This all began when the developers upgraded the engine to try and better support linux with Vulkan, which was an excellent way to boost framerates. It ended up bricking the current build of the game.
The developers have made no official response to either roll back the game nor about the cause of the issue or how they're addressing it. And from the heat on the forums I am unsure if the developers are even aware there is an issue or are paying attention to any bug reports at all coming from linux users.
It has been down since last Thursday and tensions are getting heated on the forums for the few of us that do want to still play the game but physically cannot. Users are already trying to reproduce the issue on their own Unity builds and may have reproduced the error and the fix for it even as Facepunch carries on unaware.

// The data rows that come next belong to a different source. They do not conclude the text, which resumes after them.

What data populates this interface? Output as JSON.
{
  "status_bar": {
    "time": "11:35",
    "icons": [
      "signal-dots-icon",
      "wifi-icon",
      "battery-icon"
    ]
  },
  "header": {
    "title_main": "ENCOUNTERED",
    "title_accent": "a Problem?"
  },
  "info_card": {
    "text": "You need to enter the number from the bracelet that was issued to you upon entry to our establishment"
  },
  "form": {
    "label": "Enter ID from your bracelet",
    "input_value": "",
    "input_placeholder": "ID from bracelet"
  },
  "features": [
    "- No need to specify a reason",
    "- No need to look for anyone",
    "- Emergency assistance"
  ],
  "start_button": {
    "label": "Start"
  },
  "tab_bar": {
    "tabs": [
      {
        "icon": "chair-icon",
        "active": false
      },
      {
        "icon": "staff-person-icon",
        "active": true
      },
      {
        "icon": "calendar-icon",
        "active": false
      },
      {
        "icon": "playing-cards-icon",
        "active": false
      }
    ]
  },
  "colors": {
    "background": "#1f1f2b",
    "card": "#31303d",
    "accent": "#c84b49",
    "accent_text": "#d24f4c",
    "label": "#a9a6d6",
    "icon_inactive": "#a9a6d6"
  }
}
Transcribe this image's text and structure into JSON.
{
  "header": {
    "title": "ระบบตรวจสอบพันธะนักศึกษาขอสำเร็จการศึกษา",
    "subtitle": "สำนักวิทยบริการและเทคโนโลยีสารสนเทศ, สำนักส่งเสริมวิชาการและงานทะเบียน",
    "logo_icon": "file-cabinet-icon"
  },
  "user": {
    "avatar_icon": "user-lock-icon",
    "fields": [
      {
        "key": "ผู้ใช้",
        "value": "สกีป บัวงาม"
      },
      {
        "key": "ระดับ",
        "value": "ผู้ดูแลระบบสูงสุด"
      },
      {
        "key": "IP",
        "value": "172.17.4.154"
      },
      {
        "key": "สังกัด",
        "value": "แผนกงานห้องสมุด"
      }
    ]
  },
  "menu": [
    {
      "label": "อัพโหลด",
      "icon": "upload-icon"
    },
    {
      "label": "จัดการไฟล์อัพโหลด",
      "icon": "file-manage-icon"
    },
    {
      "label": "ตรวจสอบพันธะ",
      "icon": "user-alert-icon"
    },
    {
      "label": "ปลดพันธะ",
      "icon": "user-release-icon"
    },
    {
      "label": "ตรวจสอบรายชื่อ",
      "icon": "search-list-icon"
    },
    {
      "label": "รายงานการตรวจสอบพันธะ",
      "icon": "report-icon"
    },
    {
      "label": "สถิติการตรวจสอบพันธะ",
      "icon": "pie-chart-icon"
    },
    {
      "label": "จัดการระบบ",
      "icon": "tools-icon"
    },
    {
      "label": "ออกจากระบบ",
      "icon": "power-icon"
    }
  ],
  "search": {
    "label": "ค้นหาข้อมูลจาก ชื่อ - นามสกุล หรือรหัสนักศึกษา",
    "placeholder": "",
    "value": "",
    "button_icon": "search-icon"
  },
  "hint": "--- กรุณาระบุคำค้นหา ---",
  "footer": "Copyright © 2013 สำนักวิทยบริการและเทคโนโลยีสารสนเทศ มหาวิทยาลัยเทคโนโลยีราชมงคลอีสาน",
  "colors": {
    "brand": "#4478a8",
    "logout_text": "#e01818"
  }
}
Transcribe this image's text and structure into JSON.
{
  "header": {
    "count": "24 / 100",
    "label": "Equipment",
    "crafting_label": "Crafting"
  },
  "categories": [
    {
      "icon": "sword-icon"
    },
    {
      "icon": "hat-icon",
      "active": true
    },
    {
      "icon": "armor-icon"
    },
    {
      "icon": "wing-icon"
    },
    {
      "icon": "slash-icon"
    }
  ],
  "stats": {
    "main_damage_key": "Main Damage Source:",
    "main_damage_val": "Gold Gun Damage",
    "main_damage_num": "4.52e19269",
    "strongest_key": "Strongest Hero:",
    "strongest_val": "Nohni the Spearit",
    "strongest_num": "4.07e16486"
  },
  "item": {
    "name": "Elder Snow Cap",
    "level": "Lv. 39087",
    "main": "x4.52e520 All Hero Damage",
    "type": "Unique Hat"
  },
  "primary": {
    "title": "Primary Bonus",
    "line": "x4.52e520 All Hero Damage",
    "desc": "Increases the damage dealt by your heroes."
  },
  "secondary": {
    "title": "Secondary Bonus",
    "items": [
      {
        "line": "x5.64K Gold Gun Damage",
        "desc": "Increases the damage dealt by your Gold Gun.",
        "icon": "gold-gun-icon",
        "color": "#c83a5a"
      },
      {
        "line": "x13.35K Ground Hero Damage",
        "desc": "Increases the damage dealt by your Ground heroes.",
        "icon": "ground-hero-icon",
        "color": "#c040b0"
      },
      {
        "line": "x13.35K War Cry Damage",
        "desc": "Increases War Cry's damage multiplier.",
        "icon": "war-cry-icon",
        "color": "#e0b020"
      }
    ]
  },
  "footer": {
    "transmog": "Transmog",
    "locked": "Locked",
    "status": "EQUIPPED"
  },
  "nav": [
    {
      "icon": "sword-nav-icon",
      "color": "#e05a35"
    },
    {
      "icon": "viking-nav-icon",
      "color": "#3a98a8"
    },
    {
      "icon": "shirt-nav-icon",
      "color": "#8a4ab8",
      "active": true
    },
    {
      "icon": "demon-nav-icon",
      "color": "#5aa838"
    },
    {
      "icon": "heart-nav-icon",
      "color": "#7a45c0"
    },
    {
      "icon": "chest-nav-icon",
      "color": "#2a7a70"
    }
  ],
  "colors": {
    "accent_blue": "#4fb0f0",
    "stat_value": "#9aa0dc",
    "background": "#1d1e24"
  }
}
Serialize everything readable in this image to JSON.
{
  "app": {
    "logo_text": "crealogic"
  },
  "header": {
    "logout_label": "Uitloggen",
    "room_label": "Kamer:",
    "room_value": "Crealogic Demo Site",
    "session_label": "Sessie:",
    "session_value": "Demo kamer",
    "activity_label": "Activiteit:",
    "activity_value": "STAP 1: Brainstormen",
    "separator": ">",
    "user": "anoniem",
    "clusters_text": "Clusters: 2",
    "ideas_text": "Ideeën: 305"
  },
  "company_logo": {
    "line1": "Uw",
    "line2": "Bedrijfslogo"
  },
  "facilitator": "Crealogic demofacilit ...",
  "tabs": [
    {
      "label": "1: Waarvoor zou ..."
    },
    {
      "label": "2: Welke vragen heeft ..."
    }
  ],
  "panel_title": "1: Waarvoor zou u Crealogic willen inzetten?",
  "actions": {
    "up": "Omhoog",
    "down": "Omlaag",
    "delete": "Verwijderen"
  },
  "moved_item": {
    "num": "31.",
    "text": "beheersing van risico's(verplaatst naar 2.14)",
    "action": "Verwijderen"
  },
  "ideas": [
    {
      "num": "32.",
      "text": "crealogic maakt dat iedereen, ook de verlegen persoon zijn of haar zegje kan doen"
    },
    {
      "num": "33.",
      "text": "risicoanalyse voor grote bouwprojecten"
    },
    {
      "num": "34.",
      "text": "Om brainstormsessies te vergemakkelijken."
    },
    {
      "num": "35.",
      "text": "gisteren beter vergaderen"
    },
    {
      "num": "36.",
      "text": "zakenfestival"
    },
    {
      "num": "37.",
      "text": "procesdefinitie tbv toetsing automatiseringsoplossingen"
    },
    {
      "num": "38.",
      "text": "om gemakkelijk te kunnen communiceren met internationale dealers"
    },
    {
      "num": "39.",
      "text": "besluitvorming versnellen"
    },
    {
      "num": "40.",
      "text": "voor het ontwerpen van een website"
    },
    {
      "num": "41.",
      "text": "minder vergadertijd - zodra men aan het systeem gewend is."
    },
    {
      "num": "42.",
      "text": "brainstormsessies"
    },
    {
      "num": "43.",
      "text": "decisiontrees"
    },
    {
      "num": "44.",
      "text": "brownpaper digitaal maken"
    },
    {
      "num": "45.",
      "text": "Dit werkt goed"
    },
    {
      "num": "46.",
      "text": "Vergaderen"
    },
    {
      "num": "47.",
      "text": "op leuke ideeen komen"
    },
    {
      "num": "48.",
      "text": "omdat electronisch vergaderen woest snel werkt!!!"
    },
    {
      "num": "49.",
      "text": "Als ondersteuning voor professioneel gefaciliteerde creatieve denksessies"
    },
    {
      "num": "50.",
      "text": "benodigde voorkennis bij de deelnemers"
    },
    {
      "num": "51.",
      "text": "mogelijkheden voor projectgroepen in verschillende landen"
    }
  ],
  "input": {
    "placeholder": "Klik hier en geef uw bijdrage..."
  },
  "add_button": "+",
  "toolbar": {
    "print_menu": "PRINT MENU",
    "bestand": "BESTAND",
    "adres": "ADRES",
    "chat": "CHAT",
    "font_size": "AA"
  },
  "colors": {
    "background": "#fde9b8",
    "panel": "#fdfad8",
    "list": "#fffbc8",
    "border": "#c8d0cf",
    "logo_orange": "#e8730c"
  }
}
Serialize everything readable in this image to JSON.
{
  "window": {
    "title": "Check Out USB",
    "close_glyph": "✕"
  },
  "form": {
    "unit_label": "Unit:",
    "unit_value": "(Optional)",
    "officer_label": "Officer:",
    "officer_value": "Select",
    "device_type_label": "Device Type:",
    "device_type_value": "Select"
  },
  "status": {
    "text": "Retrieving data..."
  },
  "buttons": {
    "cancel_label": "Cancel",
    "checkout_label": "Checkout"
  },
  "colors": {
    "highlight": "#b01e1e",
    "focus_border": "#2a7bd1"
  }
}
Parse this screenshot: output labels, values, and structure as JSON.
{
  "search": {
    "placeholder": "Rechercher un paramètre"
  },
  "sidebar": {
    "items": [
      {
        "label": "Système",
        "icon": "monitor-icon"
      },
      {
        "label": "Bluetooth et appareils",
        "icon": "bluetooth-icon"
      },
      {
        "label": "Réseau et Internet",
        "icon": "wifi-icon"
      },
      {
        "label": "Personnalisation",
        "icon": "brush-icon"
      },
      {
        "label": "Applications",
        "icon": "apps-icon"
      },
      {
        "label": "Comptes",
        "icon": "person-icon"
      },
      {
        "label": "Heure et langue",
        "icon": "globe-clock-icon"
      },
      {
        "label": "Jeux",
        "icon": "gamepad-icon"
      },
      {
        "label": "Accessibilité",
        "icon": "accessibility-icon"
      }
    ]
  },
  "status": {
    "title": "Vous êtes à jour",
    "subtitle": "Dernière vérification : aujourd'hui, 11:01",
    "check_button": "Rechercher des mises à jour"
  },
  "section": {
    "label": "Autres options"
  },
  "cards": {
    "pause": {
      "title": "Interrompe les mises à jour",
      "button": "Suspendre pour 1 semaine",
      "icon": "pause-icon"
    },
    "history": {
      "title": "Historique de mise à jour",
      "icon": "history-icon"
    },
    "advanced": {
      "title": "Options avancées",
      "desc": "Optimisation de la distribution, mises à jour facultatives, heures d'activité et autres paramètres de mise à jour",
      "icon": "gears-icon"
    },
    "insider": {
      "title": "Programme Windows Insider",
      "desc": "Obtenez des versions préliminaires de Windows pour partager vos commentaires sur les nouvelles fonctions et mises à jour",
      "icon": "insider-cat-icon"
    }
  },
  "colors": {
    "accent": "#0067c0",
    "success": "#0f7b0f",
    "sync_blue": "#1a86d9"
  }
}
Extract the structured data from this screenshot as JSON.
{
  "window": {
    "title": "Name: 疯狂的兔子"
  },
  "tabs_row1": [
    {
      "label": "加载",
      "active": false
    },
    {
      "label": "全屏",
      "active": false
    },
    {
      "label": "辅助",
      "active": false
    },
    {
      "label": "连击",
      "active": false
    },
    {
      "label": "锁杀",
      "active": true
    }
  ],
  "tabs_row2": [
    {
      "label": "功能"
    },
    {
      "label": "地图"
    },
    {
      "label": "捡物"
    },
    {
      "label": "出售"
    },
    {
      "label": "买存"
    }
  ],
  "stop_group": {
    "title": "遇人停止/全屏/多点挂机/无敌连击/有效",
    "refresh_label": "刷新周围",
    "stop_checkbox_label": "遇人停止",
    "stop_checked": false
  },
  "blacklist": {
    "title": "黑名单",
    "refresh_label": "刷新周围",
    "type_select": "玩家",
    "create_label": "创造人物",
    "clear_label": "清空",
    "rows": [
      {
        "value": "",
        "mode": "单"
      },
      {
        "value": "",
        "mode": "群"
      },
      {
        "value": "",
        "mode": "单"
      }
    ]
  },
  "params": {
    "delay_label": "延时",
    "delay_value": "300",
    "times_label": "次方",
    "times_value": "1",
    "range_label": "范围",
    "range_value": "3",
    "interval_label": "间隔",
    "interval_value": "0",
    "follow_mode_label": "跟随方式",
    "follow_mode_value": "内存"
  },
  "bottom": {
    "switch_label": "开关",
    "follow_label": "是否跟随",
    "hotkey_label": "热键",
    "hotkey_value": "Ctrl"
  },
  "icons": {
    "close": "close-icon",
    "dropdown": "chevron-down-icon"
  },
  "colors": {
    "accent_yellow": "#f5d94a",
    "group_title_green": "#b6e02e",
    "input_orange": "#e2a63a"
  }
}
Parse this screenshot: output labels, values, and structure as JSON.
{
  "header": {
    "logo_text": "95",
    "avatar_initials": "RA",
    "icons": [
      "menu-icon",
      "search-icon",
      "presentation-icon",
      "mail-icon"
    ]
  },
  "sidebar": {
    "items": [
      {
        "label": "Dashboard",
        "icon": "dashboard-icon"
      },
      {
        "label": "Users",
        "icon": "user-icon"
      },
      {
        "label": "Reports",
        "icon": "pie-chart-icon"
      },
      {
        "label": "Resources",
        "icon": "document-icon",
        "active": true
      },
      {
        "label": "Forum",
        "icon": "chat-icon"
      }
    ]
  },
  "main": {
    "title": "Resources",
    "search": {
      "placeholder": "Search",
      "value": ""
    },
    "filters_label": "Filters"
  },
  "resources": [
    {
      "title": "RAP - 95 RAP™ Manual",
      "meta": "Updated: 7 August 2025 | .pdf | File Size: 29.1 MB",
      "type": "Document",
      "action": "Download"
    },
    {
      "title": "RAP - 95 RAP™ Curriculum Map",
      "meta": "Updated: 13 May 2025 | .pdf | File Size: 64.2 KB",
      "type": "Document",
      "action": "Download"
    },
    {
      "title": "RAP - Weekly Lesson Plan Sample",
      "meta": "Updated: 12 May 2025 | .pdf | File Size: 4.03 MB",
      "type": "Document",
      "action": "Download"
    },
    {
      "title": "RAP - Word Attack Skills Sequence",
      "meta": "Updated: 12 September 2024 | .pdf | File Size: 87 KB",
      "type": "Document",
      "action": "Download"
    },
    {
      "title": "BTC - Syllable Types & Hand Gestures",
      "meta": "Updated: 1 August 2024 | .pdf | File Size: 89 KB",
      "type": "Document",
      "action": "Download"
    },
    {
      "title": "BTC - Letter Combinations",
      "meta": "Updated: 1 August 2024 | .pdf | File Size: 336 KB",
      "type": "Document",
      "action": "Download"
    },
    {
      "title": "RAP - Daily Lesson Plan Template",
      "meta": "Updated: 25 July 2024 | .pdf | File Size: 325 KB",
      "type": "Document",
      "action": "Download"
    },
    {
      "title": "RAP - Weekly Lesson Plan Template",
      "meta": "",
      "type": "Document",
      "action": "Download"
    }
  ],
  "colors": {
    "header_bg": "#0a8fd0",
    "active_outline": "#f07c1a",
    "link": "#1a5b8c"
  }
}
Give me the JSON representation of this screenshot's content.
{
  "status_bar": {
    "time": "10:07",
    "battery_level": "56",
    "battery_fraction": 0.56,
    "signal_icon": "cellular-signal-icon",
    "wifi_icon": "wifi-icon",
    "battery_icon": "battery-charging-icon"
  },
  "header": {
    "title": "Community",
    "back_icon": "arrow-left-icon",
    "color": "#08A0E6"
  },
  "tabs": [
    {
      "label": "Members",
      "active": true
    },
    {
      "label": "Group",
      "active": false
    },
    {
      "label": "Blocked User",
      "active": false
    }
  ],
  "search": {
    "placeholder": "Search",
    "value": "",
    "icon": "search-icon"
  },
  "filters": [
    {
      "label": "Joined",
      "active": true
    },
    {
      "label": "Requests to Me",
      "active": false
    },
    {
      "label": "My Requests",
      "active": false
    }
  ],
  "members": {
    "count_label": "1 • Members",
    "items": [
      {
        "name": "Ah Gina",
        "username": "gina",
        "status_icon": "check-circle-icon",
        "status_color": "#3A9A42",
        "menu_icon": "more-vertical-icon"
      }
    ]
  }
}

The only thing of note was a dev responding that the game playtested fine on their nondescript "Ubuntu install with the latest drivers"
Hoping for some support egging out an official statement from the developers to calm folks down!
Be kind, but please help Tweet @playrust to see if we can get an official & public response or time table on when they can address the fact that the game is entirely unplayable on every linux machine.submitted by /u/BabbleBones
Epic Store is being accused of accessing private Steam user data without permission. If you're willing to install Epic Store for some reason, do not install it in the same Proton/Wine prefix with Steam.
Tags: GOL Podcast
For those who have trouble keeping up with all the happenings, here's another bite-sized round-up of some interesting Linux gaming news recently.
The Linux Gaming News Punch - Episode 4 is officially here. As usual, it comes in both video and audio-only flavours.
Watch video on YouTube.com
Do note: This week was a little iffy due to some recording issues, which I think I managed to clean up pretty well overall. I'm investing in some better audio equipment thanks to all our supporters. This should make future podcasts, videos and livestreams much nicer.Topics covered, click me